Even when the women are being recognized for something other than their beauty, like, say, an Oscar nomination for incredibly talented actress Gabourey Sidibe of “Precious,” magazines like Elle still feel the need to whitewash her in order to feature her image on the cover.
While representation of women of color in media has increased slightly over the past decade, finding positive depictions of women with dark skin tones or natural hair is still nearly impossible in mainstream media.Further, when we do see women of color represented as beauty icons in media, they almost always already fit white ideals –meaning they already have light skin tones, light-colored, straight hair, ideally “white” facial features, thin figures, etc.
Essentially, WOC are viewing a distorted reality and holding themselves to the unattainable standard set by the non-reality of popular media – and most often, those standards are based on oppressive, power-laden ideals of whiteness.
Recognizing the ridiculous lack of diversity in representation of media, and particularly when it comes to portrayals of beauty, is absolutely crucial for people of all races.
Recognizing is the first step toward rejecting those messages and the negative feelings they inspire about our bodies.
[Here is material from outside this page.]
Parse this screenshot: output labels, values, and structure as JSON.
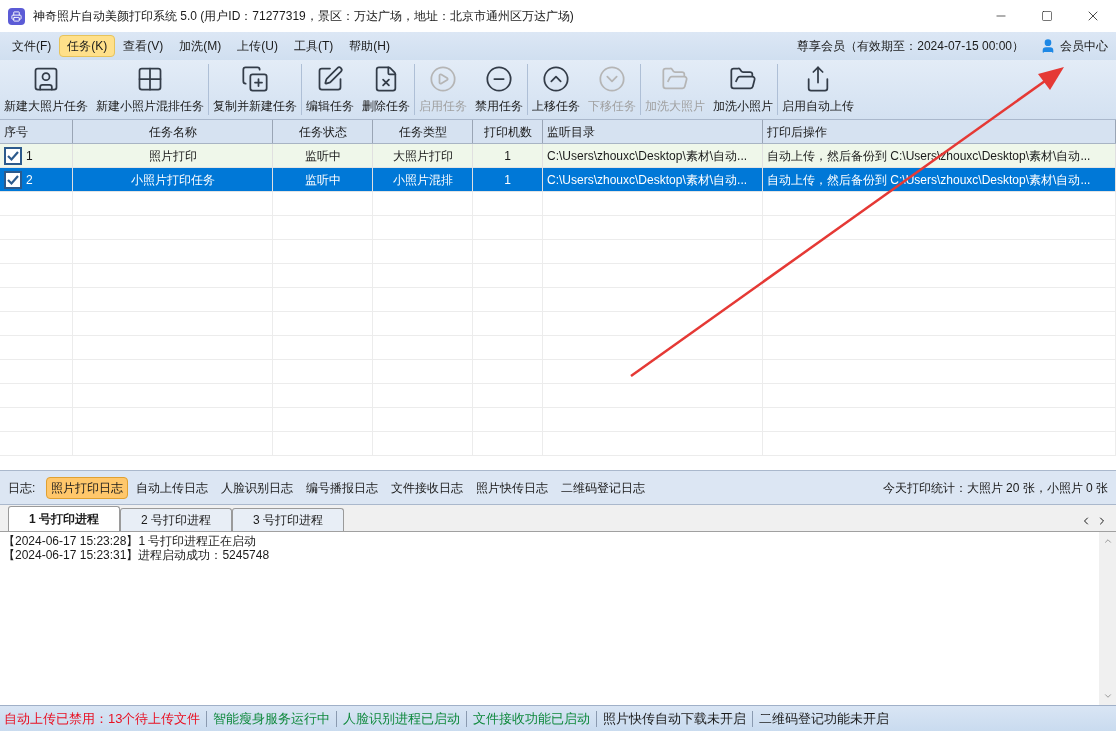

After we reject them, we can continuously redefine beauty for ourselves – on our own terms – with the help of the beautiful people in our lives who recognize other forms of beauty as well.
By Lindsay Kite, 2011. “Beauty Whitewashed: How White Ideals Exclude Women of Color.” Published at www.beautyredefined.net/beauty-whitewashed-how-white-ideals-exclude-women-of-color.